• [WHAT THE TASK REQUIRES]: In your copy, repeat the records exactly and leave out the pictures.

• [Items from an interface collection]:
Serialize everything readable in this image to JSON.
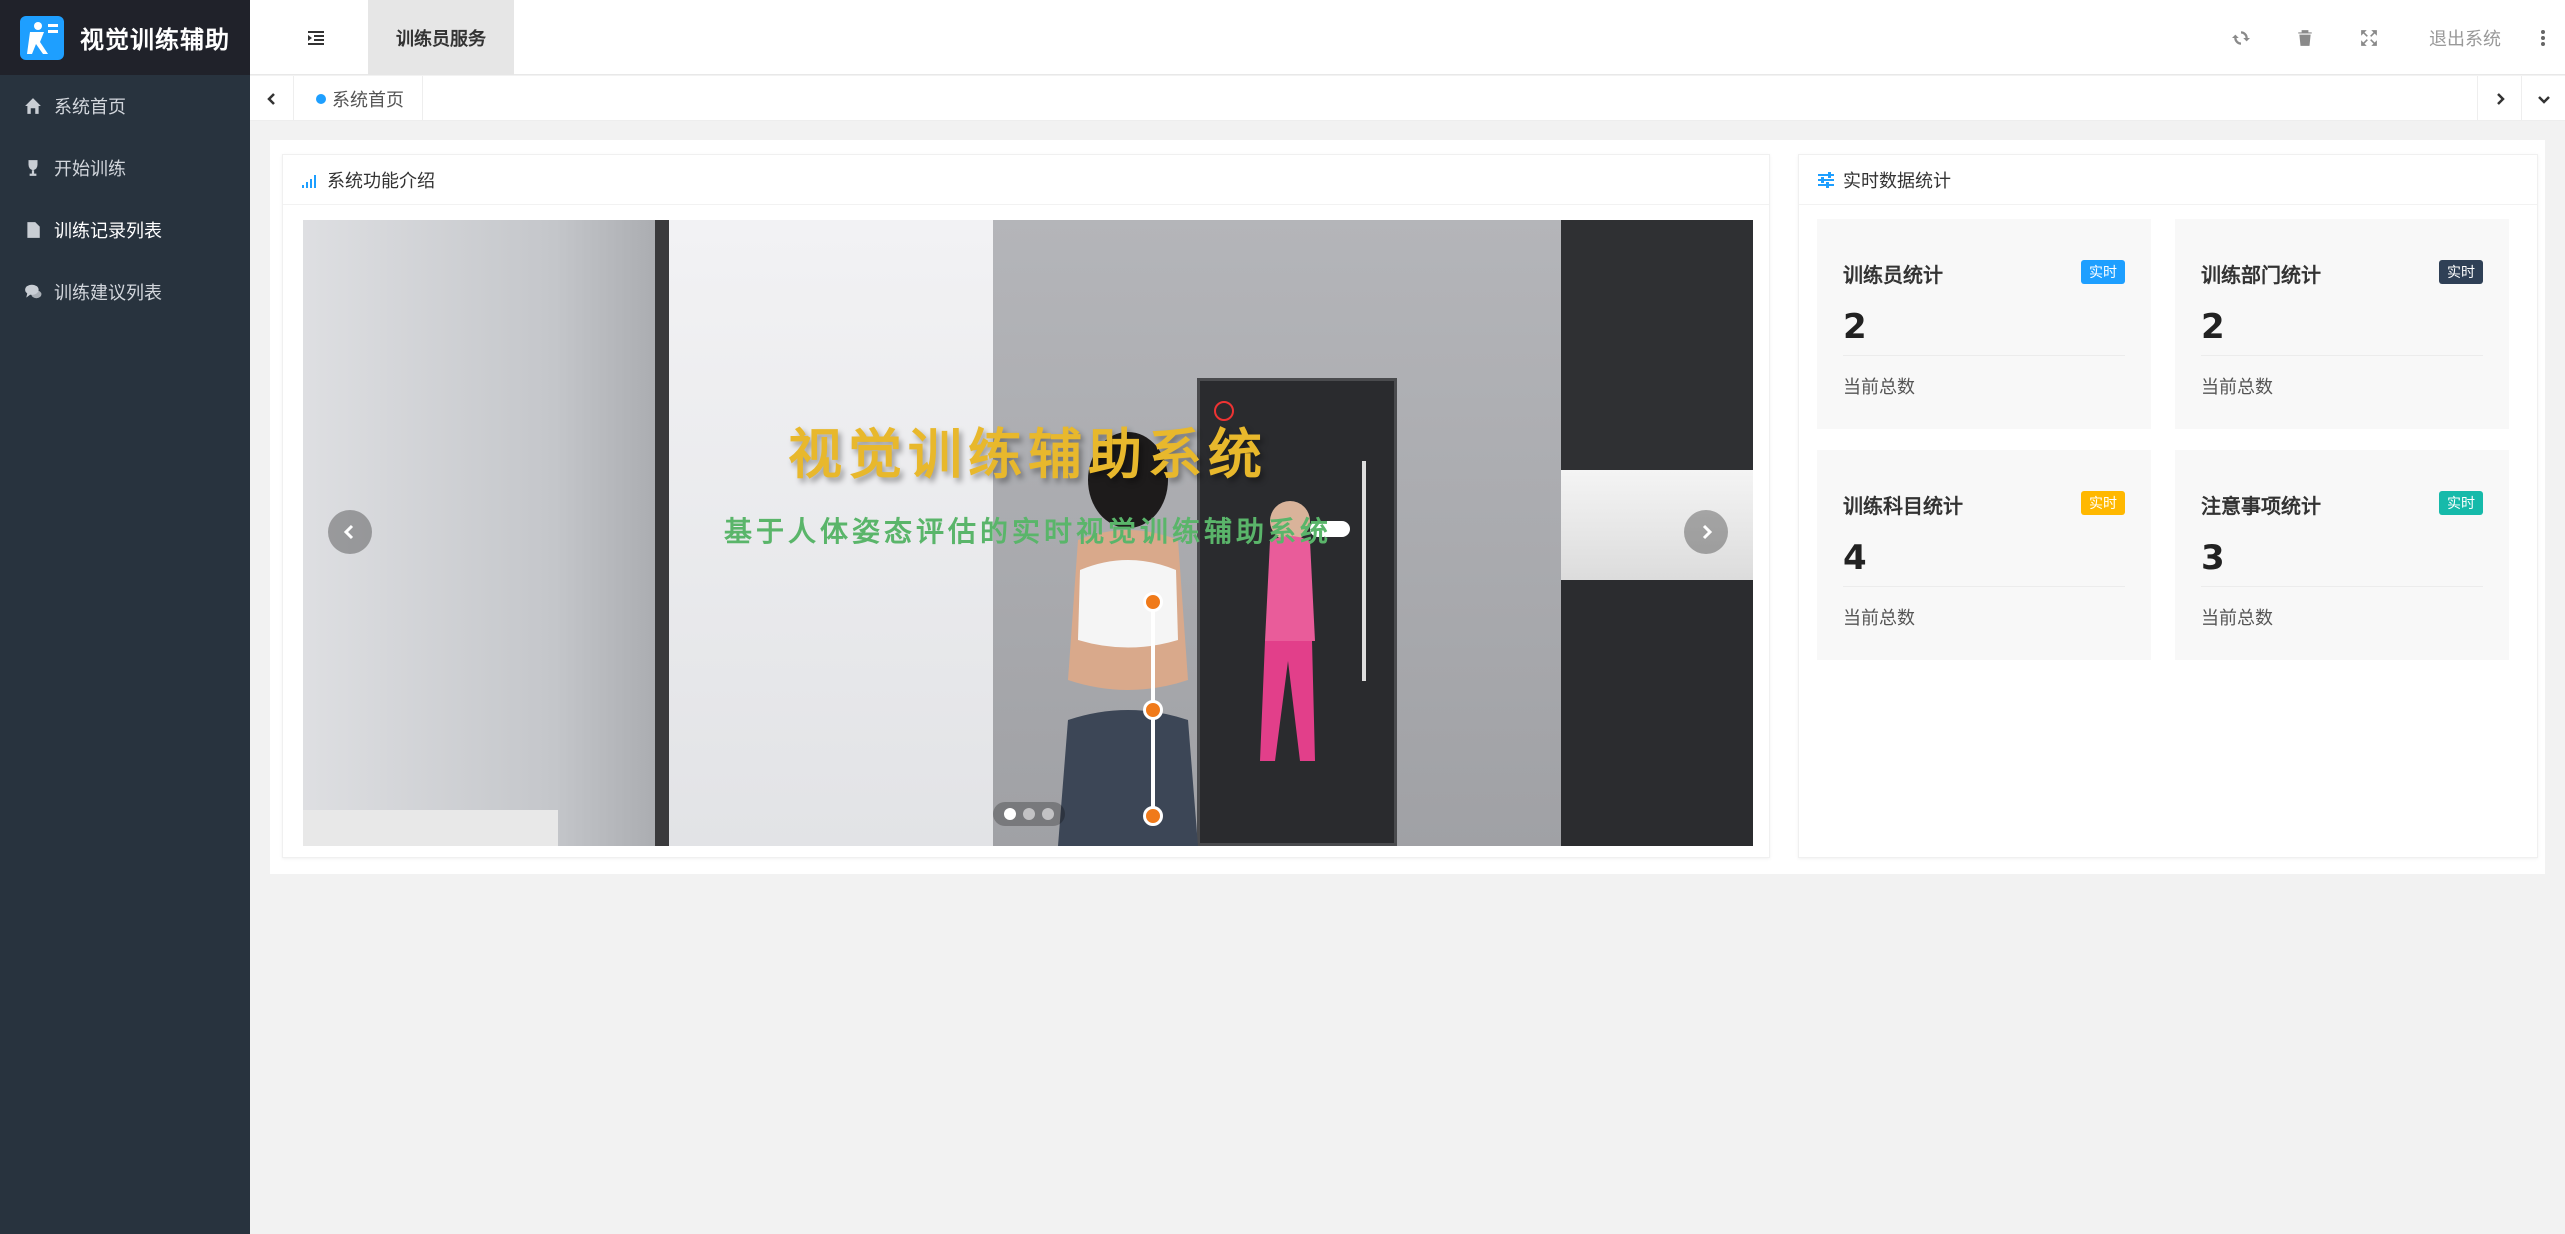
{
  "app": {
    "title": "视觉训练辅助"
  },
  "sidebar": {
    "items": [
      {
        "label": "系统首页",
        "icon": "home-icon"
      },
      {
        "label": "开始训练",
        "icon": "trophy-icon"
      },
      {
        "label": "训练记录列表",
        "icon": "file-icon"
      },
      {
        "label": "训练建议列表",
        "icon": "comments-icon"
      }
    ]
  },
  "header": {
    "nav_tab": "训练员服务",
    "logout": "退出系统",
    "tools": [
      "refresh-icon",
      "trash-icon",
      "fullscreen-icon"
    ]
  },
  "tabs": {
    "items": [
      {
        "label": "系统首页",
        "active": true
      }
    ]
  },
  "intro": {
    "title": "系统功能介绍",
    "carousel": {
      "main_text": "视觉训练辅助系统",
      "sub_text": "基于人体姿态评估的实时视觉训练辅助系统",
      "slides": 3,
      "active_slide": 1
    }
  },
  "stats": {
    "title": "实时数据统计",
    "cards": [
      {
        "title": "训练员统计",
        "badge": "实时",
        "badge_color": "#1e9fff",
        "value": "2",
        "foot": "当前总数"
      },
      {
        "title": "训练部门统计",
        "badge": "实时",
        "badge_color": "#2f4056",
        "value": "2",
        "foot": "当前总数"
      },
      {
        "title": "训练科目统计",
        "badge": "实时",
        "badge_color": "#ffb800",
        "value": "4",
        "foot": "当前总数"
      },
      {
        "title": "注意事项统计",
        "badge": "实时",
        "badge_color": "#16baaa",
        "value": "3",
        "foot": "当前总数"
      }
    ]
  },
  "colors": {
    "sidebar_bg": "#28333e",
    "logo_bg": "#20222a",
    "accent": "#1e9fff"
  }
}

• [RESULT OF THE EXERCISE]:
Serialize everything readable in this image to JSON.
{
  "app": {
    "title": "视觉训练辅助"
  },
  "sidebar": {
    "items": [
      {
        "label": "系统首页",
        "icon": "home-icon"
      },
      {
        "label": "开始训练",
        "icon": "trophy-icon"
      },
      {
        "label": "训练记录列表",
        "icon": "file-icon"
      },
      {
        "label": "训练建议列表",
        "icon": "comments-icon"
      }
    ]
  },
  "header": {
    "nav_tab": "训练员服务",
    "logout": "退出系统",
    "tools": [
      "refresh-icon",
      "trash-icon",
      "fullscreen-icon"
    ]
  },
  "tabs": {
    "items": [
      {
        "label": "系统首页",
        "active": true
      }
    ]
  },
  "intro": {
    "title": "系统功能介绍",
    "carousel": {
      "main_text": "视觉训练辅助系统",
      "sub_text": "基于人体姿态评估的实时视觉训练辅助系统",
      "slides": 3,
      "active_slide": 1
    }
  },
  "stats": {
    "title": "实时数据统计",
    "cards": [
      {
        "title": "训练员统计",
        "badge": "实时",
        "badge_color": "#1e9fff",
        "value": "2",
        "foot": "当前总数"
      },
      {
        "title": "训练部门统计",
        "badge": "实时",
        "badge_color": "#2f4056",
        "value": "2",
        "foot": "当前总数"
      },
      {
        "title": "训练科目统计",
        "badge": "实时",
        "badge_color": "#ffb800",
        "value": "4",
        "foot": "当前总数"
      },
      {
        "title": "注意事项统计",
        "badge": "实时",
        "badge_color": "#16baaa",
        "value": "3",
        "foot": "当前总数"
      }
    ]
  },
  "colors": {
    "sidebar_bg": "#28333e",
    "logo_bg": "#20222a",
    "accent": "#1e9fff"
  }
}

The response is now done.